Written By Chandni Shah, Co-Opinions Editor

What does it mean to be an American?

This past weekend, I was asked this question for a midterm paper in a psychology of diversity class. I would like to expound on my answer, as I thought this was a particularly insightful and thoughtful learning activity. 

So, what does it mean to be an American? My mind immediately went to the plethora of somewhat ridiculous proverbs that this country has built itself on: pull yourself up by your bootstraps, the early bird gets the worm, no rest for the weary, etc. The ideas of hard work and doing that hard work by yourself are the underlying themes of these sayings. 

Americans pride themselves on individuality and self-reliance. Working your way up from the bottom all the way to the top with no outside help (and doing it successfully) is a clear tale that has influenced many people in this country—including myself. 

When I embarked on my journey to downtown Pittsburgh to attend this university, the first thing I did was apply for minimum wage jobs. I got hired but quickly realized that $7.25 an hour wasn’t going to pay my tuition, but in my head, I was saying, “I can’t ask my mom for help, I have to do this on my own, I’m an adult now.” Rather than paying the entirety of my tuition, I applied for a payment plan, wracked up many late fees on the account, and in the end, had to ask my parents for help anyways. 

I could’ve saved myself a lot of time and stress if I just had asked for help in the first place. But no, I’m an American adult. I need to do it on my own. How I developed this mentality, I’m not entirely sure. I think it had something to do with seeing my parents struggle financially as a kid and then picking up the same mindset somewhere along the way—that I was going to make it on my own, no matter the cost. 

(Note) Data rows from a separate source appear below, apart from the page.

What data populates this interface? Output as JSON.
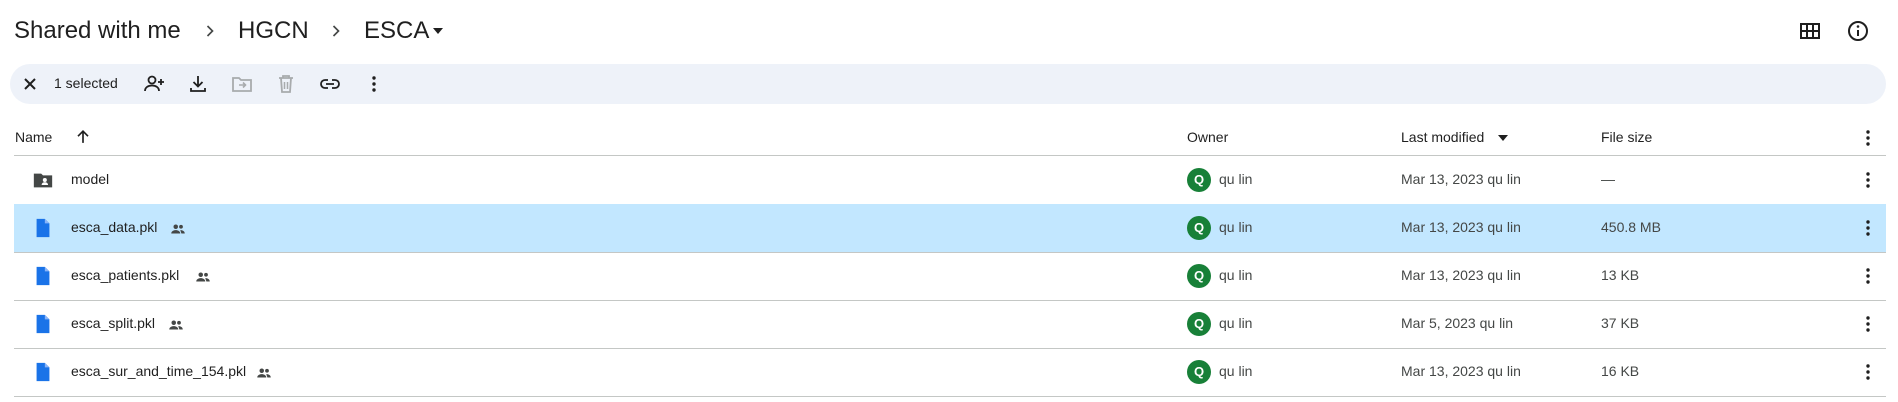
{
  "breadcrumb": {
    "items": [
      "Shared with me",
      "HGCN",
      "ESCA"
    ],
    "separator_icon": "chevron-right-icon",
    "dropdown_icon": "arrow-drop-down-icon"
  },
  "top_actions": {
    "layout_icon": "grid-view-icon",
    "info_icon": "info-icon"
  },
  "selection_bar": {
    "count_text": "1 selected",
    "icons": [
      "close-icon",
      "share-icon",
      "download-icon",
      "move-icon",
      "trash-icon",
      "link-icon",
      "more-vert-icon"
    ],
    "disabled": [
      "move-icon",
      "trash-icon"
    ]
  },
  "table": {
    "columns": {
      "name": "Name",
      "owner": "Owner",
      "modified": "Last modified",
      "size": "File size"
    },
    "sort": {
      "name_arrow": "arrow-upward-icon",
      "modified_arrow": "arrow-drop-down-icon"
    },
    "rows": [
      {
        "name": "model",
        "type": "shared-folder",
        "shared": false,
        "owner_initial": "Q",
        "owner": "qu lin",
        "modified": "Mar 13, 2023",
        "modified_by": "qu lin",
        "size": "—",
        "selected": false
      },
      {
        "name": "esca_data.pkl",
        "type": "file",
        "shared": true,
        "owner_initial": "Q",
        "owner": "qu lin",
        "modified": "Mar 13, 2023",
        "modified_by": "qu lin",
        "size": "450.8 MB",
        "selected": true
      },
      {
        "name": "esca_patients.pkl",
        "type": "file",
        "shared": true,
        "owner_initial": "Q",
        "owner": "qu lin",
        "modified": "Mar 13, 2023",
        "modified_by": "qu lin",
        "size": "13 KB",
        "selected": false
      },
      {
        "name": "esca_split.pkl",
        "type": "file",
        "shared": true,
        "owner_initial": "Q",
        "owner": "qu lin",
        "modified": "Mar 5, 2023",
        "modified_by": "qu lin",
        "size": "37 KB",
        "selected": false
      },
      {
        "name": "esca_sur_and_time_154.pkl",
        "type": "file",
        "shared": true,
        "owner_initial": "Q",
        "owner": "qu lin",
        "modified": "Mar 13, 2023",
        "modified_by": "qu lin",
        "size": "16 KB",
        "selected": false
      }
    ]
  },
  "colors": {
    "selected_row": "#c2e7ff",
    "selection_bar": "#eef2f9",
    "file_icon": "#1a73e8",
    "avatar": "#188038"
  }
}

If growing up poor in America has taught me anything, it’s that poor people are proud, which has its pros and cons, as all things do. 

Somewhere in the midst of this pandemic, I have realized my fault in believing that my self-reliance is a sign of my pride. My individuality makes me unique, as it does every single one of us, but the ability to ask for help and not be ashamed of it is brave. 

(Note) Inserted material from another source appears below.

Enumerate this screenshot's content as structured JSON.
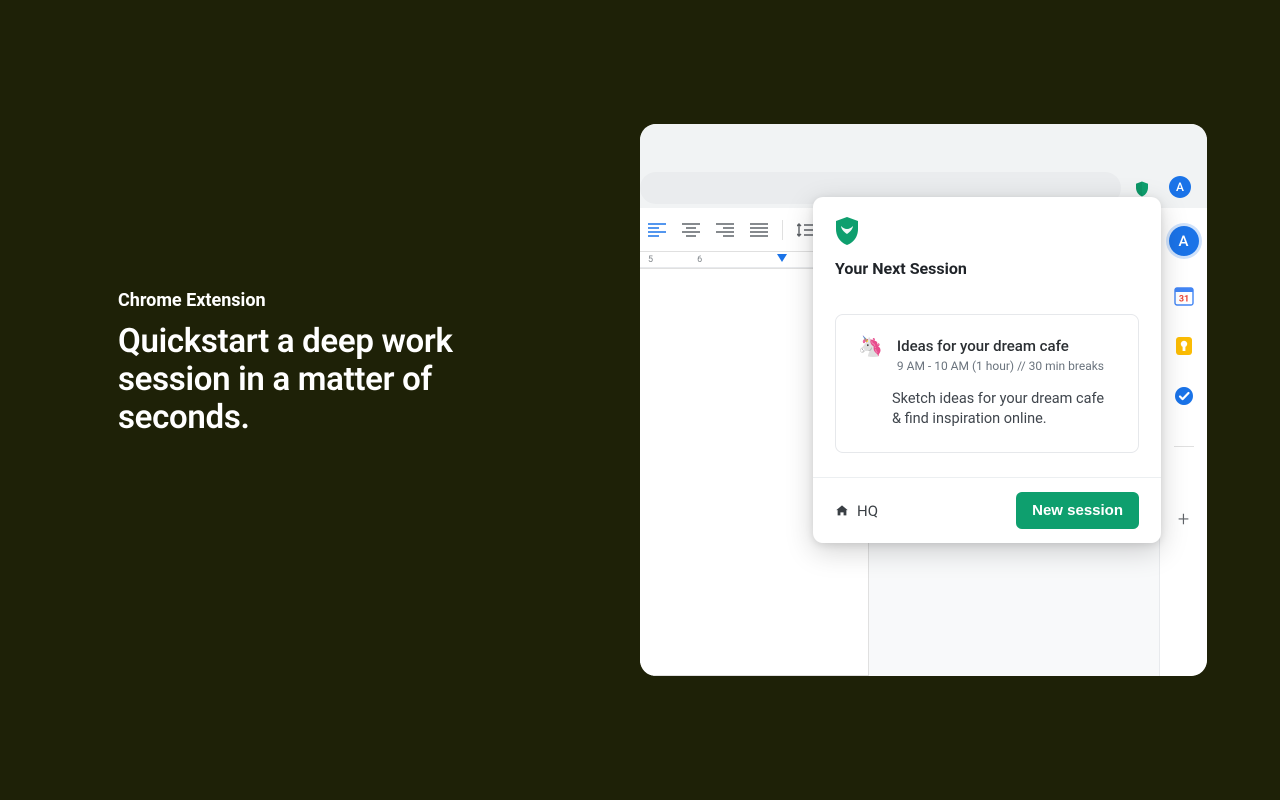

Over the past year, many Americans have been speaking out more about the struggles they have been enduring on social media platforms. These struggles vary from ongoing racism, money, work, mental health, childcare, and simply feeling lonely. Individual battles turn into conversations that guide others to seek help and prove as a reminder that you are not alone. 

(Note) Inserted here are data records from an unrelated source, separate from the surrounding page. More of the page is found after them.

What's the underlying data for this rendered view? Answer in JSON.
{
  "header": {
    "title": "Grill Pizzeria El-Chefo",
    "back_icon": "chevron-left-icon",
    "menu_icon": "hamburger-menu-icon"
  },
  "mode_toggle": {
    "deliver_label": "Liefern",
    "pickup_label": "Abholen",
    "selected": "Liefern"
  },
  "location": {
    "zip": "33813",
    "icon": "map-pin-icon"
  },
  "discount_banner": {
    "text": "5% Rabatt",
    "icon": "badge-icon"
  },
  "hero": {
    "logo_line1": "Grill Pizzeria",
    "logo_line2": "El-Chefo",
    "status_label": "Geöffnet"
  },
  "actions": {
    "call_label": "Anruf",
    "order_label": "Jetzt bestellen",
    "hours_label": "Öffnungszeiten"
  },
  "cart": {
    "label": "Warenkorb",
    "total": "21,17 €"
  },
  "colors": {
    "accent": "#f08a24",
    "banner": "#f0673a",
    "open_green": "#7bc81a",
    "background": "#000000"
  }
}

I have begun to ask for help and assistance in all aspects of my life—help with work, school, my mental health, money. 

The assistance I have received is not a sign of weakness, but as a whole has made me stronger. 

What does it mean to be an American? It means struggling, but not by yourself. It also means being able to understand or have sympathy for others who are going through their own problems. Being American means you have millions of other Americans around you who, more often than not, are willing to lend a hand.